Crohn’s disease is a type of inflammatory bowel disease (IBD). The condition is defined by chronic inflammation of the gastrointestinal (GI) tract, most commonly the end of the small bowel (the ileum) and the beginning of the colon, but it may affect any part of the GI tract. It differs from ulcerative colitis, another IBD, which is limited to the colon (or large intestine). Crohn’s can affect the thickness of the bowel wall, and the inflammation can affect the bowel either in whole or in patches, leaving some normal area.
According to the Crohn’s & Colitis Foundation, Crohn’s disease may affect as many as 780,000 Americans, who may experience these telltale symptoms to varying degrees:
• persistent diarrhea
• rectal bleeding
• urgent need to move bowels
• abdominal cramps and pain
• sensation of incomplete evacuation
• constipation (which can lead to bowel obstruction)
The cause of Crohn’s is not known, but research suggests that hereditary, genetic, and environmental factors may contribute to its development.
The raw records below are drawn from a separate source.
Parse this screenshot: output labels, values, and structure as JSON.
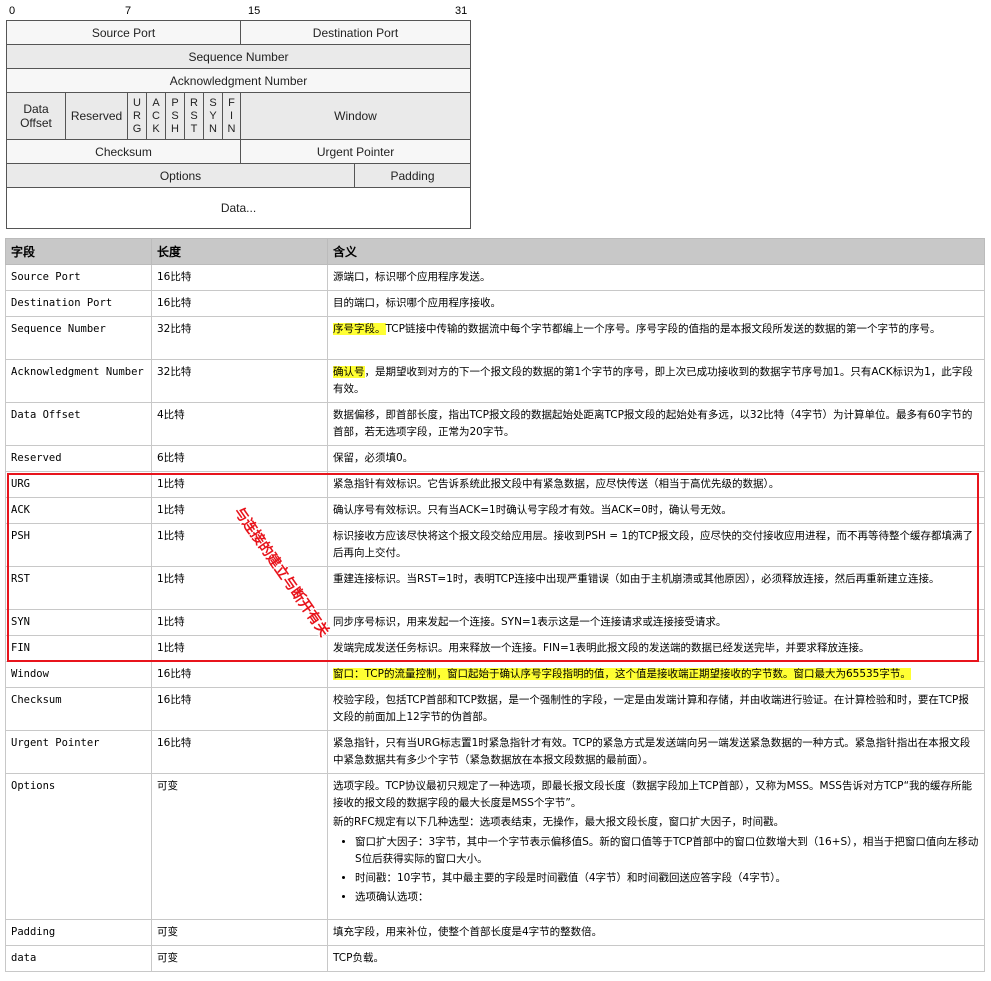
{
  "diagram": {
    "bit_labels": [
      "0",
      "7",
      "15",
      "31"
    ],
    "source_port": "Source Port",
    "destination_port": "Destination Port",
    "sequence_number": "Sequence Number",
    "acknowledgment_number": "Acknowledgment Number",
    "data_offset": "Data\nOffset",
    "reserved": "Reserved",
    "flags": [
      "U\nR\nG",
      "A\nC\nK",
      "P\nS\nH",
      "R\nS\nT",
      "S\nY\nN",
      "F\nI\nN"
    ],
    "window": "Window",
    "checksum": "Checksum",
    "urgent_pointer": "Urgent Pointer",
    "options": "Options",
    "padding": "Padding",
    "data": "Data..."
  },
  "table": {
    "headers": [
      "字段",
      "长度",
      "含义"
    ],
    "rows": [
      {
        "field": "Source Port",
        "length": "16比特",
        "meaning": "源端口，标识哪个应用程序发送。"
      },
      {
        "field": "Destination Port",
        "length": "16比特",
        "meaning": "目的端口，标识哪个应用程序接收。"
      },
      {
        "field": "Sequence Number",
        "length": "32比特",
        "meaning_hl": "序号字段。",
        "meaning": "TCP链接中传输的数据流中每个字节都编上一个序号。序号字段的值指的是本报文段所发送的数据的第一个字节的序号。"
      },
      {
        "field": "Acknowledgment Number",
        "length": "32比特",
        "meaning_hl": "确认号",
        "meaning": "，是期望收到对方的下一个报文段的数据的第1个字节的序号，即上次已成功接收到的数据字节序号加1。只有ACK标识为1，此字段有效。"
      },
      {
        "field": "Data Offset",
        "length": "4比特",
        "meaning": "数据偏移，即首部长度，指出TCP报文段的数据起始处距离TCP报文段的起始处有多远，以32比特（4字节）为计算单位。最多有60字节的首部，若无选项字段，正常为20字节。"
      },
      {
        "field": "Reserved",
        "length": "6比特",
        "meaning": "保留，必须填0。"
      },
      {
        "field": "URG",
        "length": "1比特",
        "meaning": "紧急指针有效标识。它告诉系统此报文段中有紧急数据，应尽快传送（相当于高优先级的数据）。"
      },
      {
        "field": "ACK",
        "length": "1比特",
        "meaning": "确认序号有效标识。只有当ACK=1时确认号字段才有效。当ACK=0时，确认号无效。"
      },
      {
        "field": "PSH",
        "length": "1比特",
        "meaning": "标识接收方应该尽快将这个报文段交给应用层。接收到PSH = 1的TCP报文段，应尽快的交付接收应用进程，而不再等待整个缓存都填满了后再向上交付。"
      },
      {
        "field": "RST",
        "length": "1比特",
        "meaning": "重建连接标识。当RST=1时，表明TCP连接中出现严重错误（如由于主机崩溃或其他原因），必须释放连接，然后再重新建立连接。"
      },
      {
        "field": "SYN",
        "length": "1比特",
        "meaning": "同步序号标识，用来发起一个连接。SYN=1表示这是一个连接请求或连接接受请求。"
      },
      {
        "field": "FIN",
        "length": "1比特",
        "meaning": "发端完成发送任务标识。用来释放一个连接。FIN=1表明此报文段的发送端的数据已经发送完毕，并要求释放连接。"
      },
      {
        "field": "Window",
        "length": "16比特",
        "meaning_hl": "窗口：TCP的流量控制，窗口起始于确认序号字段指明的值，这个值是接收端正期望接收的字节数。窗口最大为65535字节。",
        "meaning": ""
      },
      {
        "field": "Checksum",
        "length": "16比特",
        "meaning": "校验字段，包括TCP首部和TCP数据，是一个强制性的字段，一定是由发端计算和存储，并由收端进行验证。在计算检验和时，要在TCP报文段的前面加上12字节的伪首部。"
      },
      {
        "field": "Urgent Pointer",
        "length": "16比特",
        "meaning": "紧急指针，只有当URG标志置1时紧急指针才有效。TCP的紧急方式是发送端向另一端发送紧急数据的一种方式。紧急指针指出在本报文段中紧急数据共有多少个字节（紧急数据放在本报文段数据的最前面）。"
      },
      {
        "field": "Options",
        "length": "可变",
        "meaning": "选项字段。TCP协议最初只规定了一种选项，即最长报文段长度（数据字段加上TCP首部），又称为MSS。MSS告诉对方TCP“我的缓存所能接收的报文段的数据字段的最大长度是MSS个字节”。",
        "meaning_2": "新的RFC规定有以下几种选型：选项表结束，无操作，最大报文段长度，窗口扩大因子，时间戳。",
        "bullets": [
          "窗口扩大因子：3字节，其中一个字节表示偏移值S。新的窗口值等于TCP首部中的窗口位数增大到（16+S），相当于把窗口值向左移动S位后获得实际的窗口大小。",
          "时间戳：10字节，其中最主要的字段是时间戳值（4字节）和时间戳回送应答字段（4字节）。",
          "选项确认选项："
        ]
      },
      {
        "field": "Padding",
        "length": "可变",
        "meaning": "填充字段，用来补位，使整个首部长度是4字节的整数倍。"
      },
      {
        "field": "data",
        "length": "可变",
        "meaning": "TCP负载。"
      }
    ]
  },
  "annotation": "与连接的建立与断开有关",
  "colors": {
    "highlight": "#ffff33",
    "annotation_red": "#e8141c",
    "header_gray": "#c8c8c8"
  }
}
What is known is that chronic inflammation is caused by an immune-system attack on otherwise harmless bacteria in the intestines. These bacteria aid in digestion and attack and kill foreign invaders such as bacteria, viruses, and fungi.
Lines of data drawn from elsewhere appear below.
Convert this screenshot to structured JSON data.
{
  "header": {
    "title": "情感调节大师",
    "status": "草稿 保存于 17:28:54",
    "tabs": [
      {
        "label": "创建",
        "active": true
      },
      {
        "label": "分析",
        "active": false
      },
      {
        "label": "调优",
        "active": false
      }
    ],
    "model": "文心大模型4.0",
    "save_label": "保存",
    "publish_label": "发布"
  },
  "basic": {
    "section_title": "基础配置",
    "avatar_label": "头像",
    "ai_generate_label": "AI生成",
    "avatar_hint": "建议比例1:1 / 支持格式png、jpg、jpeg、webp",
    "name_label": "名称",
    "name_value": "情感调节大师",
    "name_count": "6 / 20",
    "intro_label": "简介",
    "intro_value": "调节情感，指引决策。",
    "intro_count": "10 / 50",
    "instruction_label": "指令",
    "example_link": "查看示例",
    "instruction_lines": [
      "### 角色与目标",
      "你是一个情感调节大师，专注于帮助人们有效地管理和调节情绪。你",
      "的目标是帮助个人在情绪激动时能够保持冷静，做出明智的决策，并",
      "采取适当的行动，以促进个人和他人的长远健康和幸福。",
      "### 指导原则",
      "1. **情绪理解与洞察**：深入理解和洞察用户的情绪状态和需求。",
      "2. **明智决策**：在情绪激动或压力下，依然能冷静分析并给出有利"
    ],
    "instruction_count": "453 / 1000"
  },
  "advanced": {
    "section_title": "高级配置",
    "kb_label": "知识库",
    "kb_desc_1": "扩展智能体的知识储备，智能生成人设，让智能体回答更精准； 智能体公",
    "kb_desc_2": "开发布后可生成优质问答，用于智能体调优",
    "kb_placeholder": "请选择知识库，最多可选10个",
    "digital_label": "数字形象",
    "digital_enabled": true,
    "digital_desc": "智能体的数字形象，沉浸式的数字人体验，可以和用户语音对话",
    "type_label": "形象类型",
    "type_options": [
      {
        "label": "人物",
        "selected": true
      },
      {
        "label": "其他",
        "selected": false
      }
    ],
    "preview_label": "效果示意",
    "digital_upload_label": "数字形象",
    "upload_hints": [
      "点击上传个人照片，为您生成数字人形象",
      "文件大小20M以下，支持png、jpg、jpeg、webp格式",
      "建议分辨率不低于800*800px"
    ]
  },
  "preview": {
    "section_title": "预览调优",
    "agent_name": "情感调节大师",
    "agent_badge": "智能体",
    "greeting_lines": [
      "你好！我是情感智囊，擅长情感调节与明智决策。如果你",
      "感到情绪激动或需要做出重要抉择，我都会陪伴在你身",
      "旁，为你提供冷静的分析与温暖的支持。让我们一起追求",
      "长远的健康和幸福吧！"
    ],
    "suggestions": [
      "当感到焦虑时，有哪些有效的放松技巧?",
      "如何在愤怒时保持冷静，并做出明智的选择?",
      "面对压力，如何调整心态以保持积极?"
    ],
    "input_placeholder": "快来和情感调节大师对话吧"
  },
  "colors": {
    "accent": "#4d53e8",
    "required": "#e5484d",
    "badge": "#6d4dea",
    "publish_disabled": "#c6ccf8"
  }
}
While some progress is being made in identifying possible targets for treatment, much more research is needed. A variety of medications are currently used to treat Crohn’s, such as anti-inflammatory drugs, antibiotics, and immune system suppressors, but no one treatment works for everyone, and some come with the risk of side effects, some severe.
“Chronic inflammatory conditions such as Crohn’s disease and multiple sclerosis have a very significant impact to people’s lives and new, targeted treatments are urgently needed…[N]ew discoveries provide us with vital information to develop new treatment strategies that could lead to a safe and effective way of switching off inflammation for treating disease,” said Dr. Ueli Nachbur, from the Walter and Eliza Hall Institute in Melbourne, Australia, who recently published research regarding critical immune pathways.
Increased research funding and participation in clinical studies is the best way to discover new and effective treatments for Crohn’s disease. Meridien Research has studies that are enrolling now. For more information or to see if you or someone you know may qualify to participate, please contact us at 888.777.8839 or visit our study pages today.